Sunday, August 23, 2009

Tomato-Fennel Sauce for February

I met Jenny Borchardt at a New Year's Day party this year. We connected over a bit of aged Foie Gras, and I have to admit that I paid far too little attention to the fact that she and her husband are organic farmers up in Wisconsin. Happily, we reconnected recently at the Uncommon Ground Farmer's Market where she had all of her wares on display. Holy cow, Harvest Moon, in just its second full year, is a serious farm. Their produce is stunning in appearance and flavor and I can not recommend a share in their CSA highly enough.
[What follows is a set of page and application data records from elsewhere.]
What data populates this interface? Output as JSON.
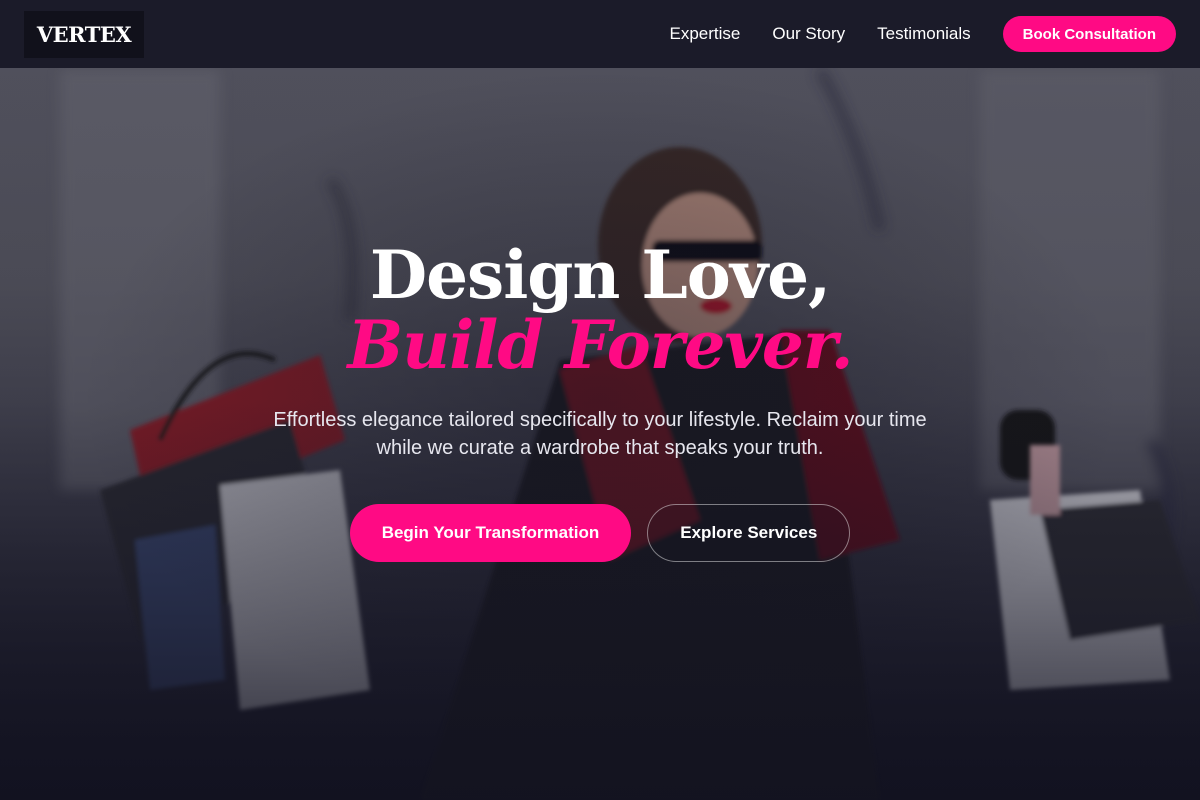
{
  "brand": {
    "logo_text": "VERTEX"
  },
  "nav": {
    "links": [
      "Expertise",
      "Our Story",
      "Testimonials"
    ],
    "cta_label": "Book Consultation"
  },
  "hero": {
    "headline_line1": "Design Love,",
    "headline_line2": "Build Forever.",
    "subtitle": "Effortless elegance tailored specifically to your lifestyle. Reclaim your time while we curate a wardrobe that speaks your truth.",
    "primary_cta": "Begin Your Transformation",
    "secondary_cta": "Explore Services"
  },
  "colors": {
    "accent": "#ff0a84",
    "nav_background": "#1b1b29",
    "logo_background": "#11111b",
    "dark_base": "#141421"
  }
}
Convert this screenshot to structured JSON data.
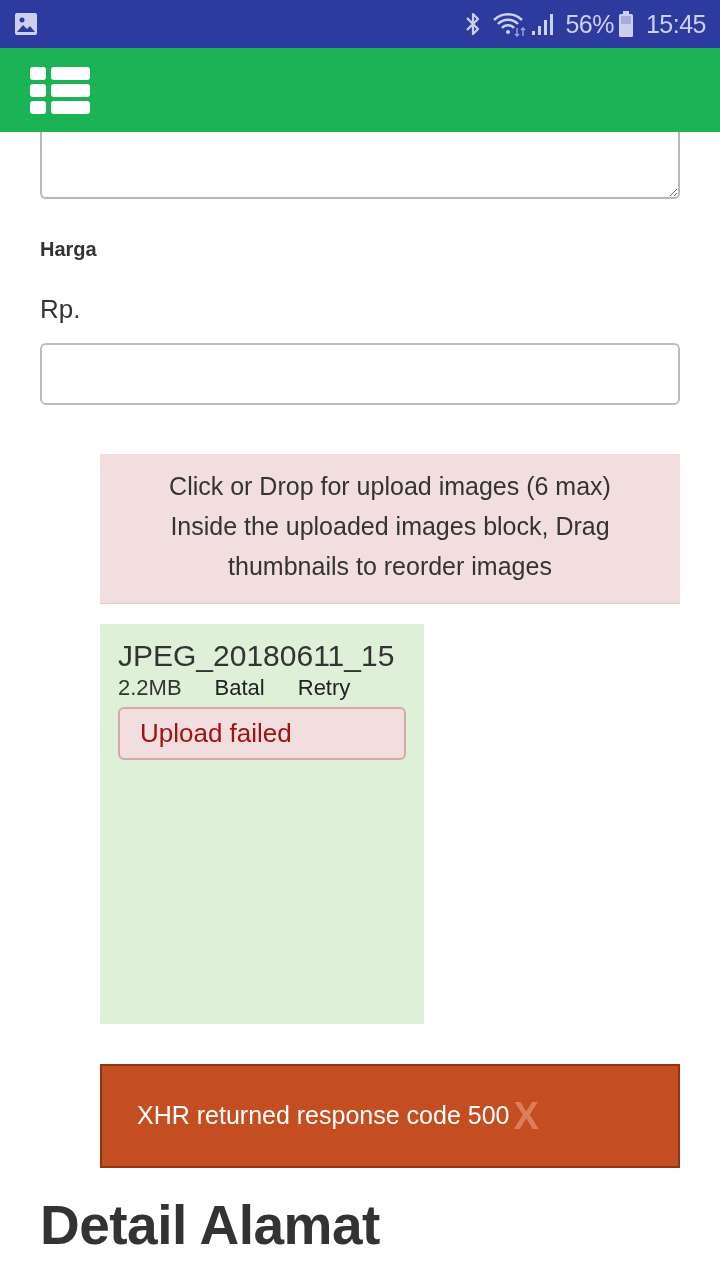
{
  "status_bar": {
    "battery": "56%",
    "time": "15:45"
  },
  "price": {
    "label": "Harga",
    "prefix": "Rp."
  },
  "dropzone": {
    "message": [
      "Click or Drop for upload images (6 max)",
      "Inside the uploaded images block, Drag thumbnails to reorder images"
    ]
  },
  "uploads": [
    {
      "filename": "JPEG_20180611_15",
      "size": "2.2MB",
      "cancel": "Batal",
      "retry": "Retry",
      "error": "Upload failed"
    }
  ],
  "alert": {
    "message": "XHR returned response code 500",
    "close": "X"
  },
  "section_heading": "Detail Alamat"
}
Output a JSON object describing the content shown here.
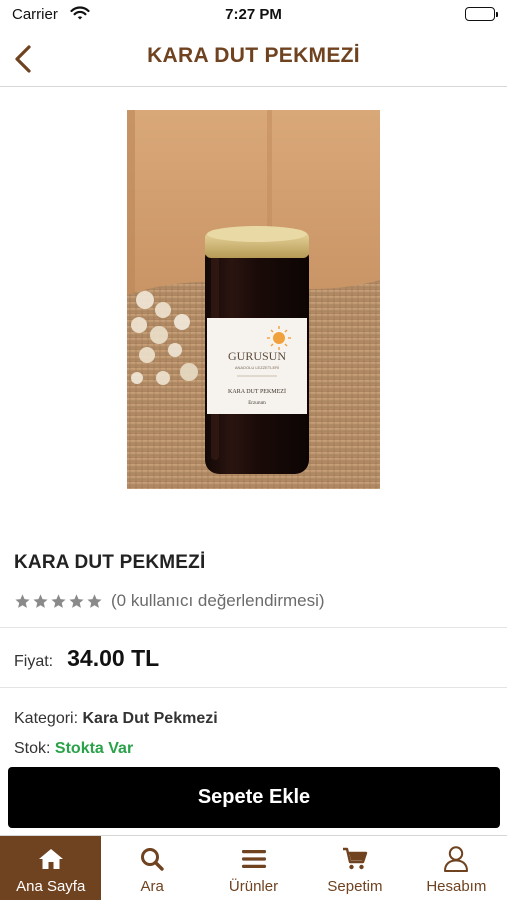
{
  "status_bar": {
    "carrier": "Carrier",
    "time": "7:27 PM"
  },
  "nav": {
    "title": "KARA DUT PEKMEZİ",
    "back_icon": "chevron-left-icon"
  },
  "product": {
    "name": "KARA DUT PEKMEZİ",
    "rating_stars": 5,
    "rating_text": "(0 kullanıcı değerlendirmesi)",
    "price_label": "Fiyat:",
    "price": "34.00 TL",
    "category_label": "Kategori:",
    "category": "Kara Dut Pekmezi",
    "stock_label": "Stok:",
    "stock": "Stokta Var",
    "image": {
      "brand": "GURUSUN",
      "brand_sub": "ANADOLU LEZZETLERİ",
      "label_title": "KARA DUT PEKMEZİ",
      "label_sub": "Erzurum"
    }
  },
  "actions": {
    "add_to_cart": "Sepete Ekle"
  },
  "tab_bar": {
    "items": [
      {
        "label": "Ana Sayfa",
        "icon": "home-icon",
        "active": true
      },
      {
        "label": "Ara",
        "icon": "search-icon",
        "active": false
      },
      {
        "label": "Ürünler",
        "icon": "menu-icon",
        "active": false
      },
      {
        "label": "Sepetim",
        "icon": "cart-icon",
        "active": false
      },
      {
        "label": "Hesabım",
        "icon": "user-icon",
        "active": false
      }
    ]
  },
  "colors": {
    "brand": "#6f4220",
    "stock_green": "#2aa24a",
    "button_bg": "#000000",
    "star_gray": "#8a8a8a"
  }
}
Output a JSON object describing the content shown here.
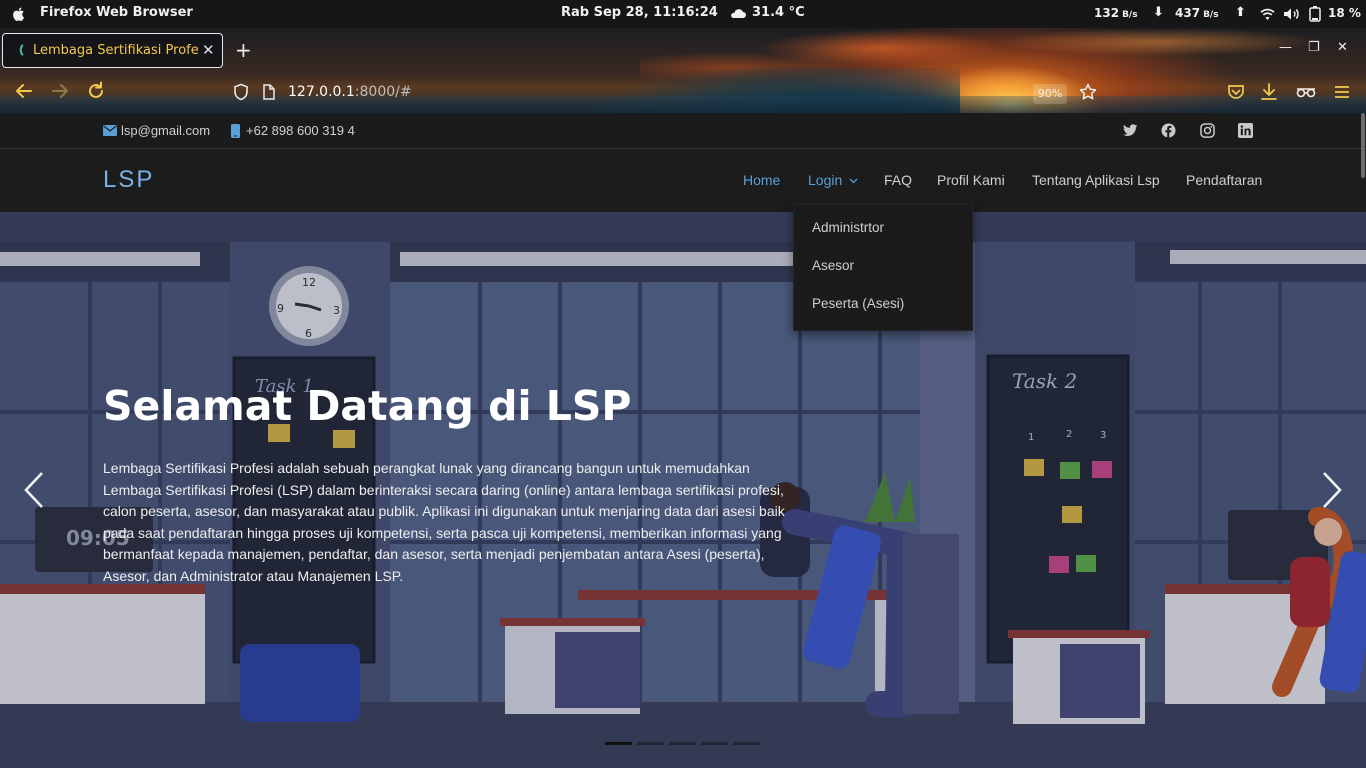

Imagine my delight when at the end of Friday's market Jenny asked what I'd like to take home for myself, and then proceeded to fill a massive box with onions, fennel, peppers, a melon, leeks and some of her Amish neighbor's pickles. In the few moments that Jenny's generous hands needed to fill the box, my Saturday plans crystallized in my mind. It's time to make a Tomato Sauce to freeze for the coming winter.

Tomato - Fennel Sauce,
featuring organic onion and fennel from Harvest Moon and tomatoes from my garden.

I used smaller tomatoes that I have in abundance right now. Principe de Borghese, Thai Pink Egg, and Pearly Pink are featured.

The juice and seeds are seperated to control the level of liquid in the sauce.

Onions from Harvest Moon. 1.5 lbs each!

Fennel seed, fresh from a plant outside. At this stage, they are full of bright flavor and will add some nice oils to the base of the sauce.

We roasted the flesh of the tomatoes on a bed of fennel fronds. I am not convinced that this adds lots of flavor, but it keeps the fruit off the hot pan, making for easier extraction. Plus, it's beautiful and it smells good.

Did I mention that it smells good?

The juice from the tomatoes is strained and poured into the caramelized onions.

The blended onions, tomato juice, and fennel seeds meet the roasted tomatoes.

A quick saute of rough chopped fennel and some more tomatoes.

I intentionally kept the pieces large. I want big bites of bright summer flavors when I eat this over the winter, and rustic style seemed appropriate. I am thinking this might go over some roasted chicken. Perhaps Jenny's neighbor, who also does eggs, will have some for me at that point.

1 comment:

  1. Looks really tasty.

    Those Thai Pink Eggs and Pearly Pinks are really cool looking and I hate the color pink.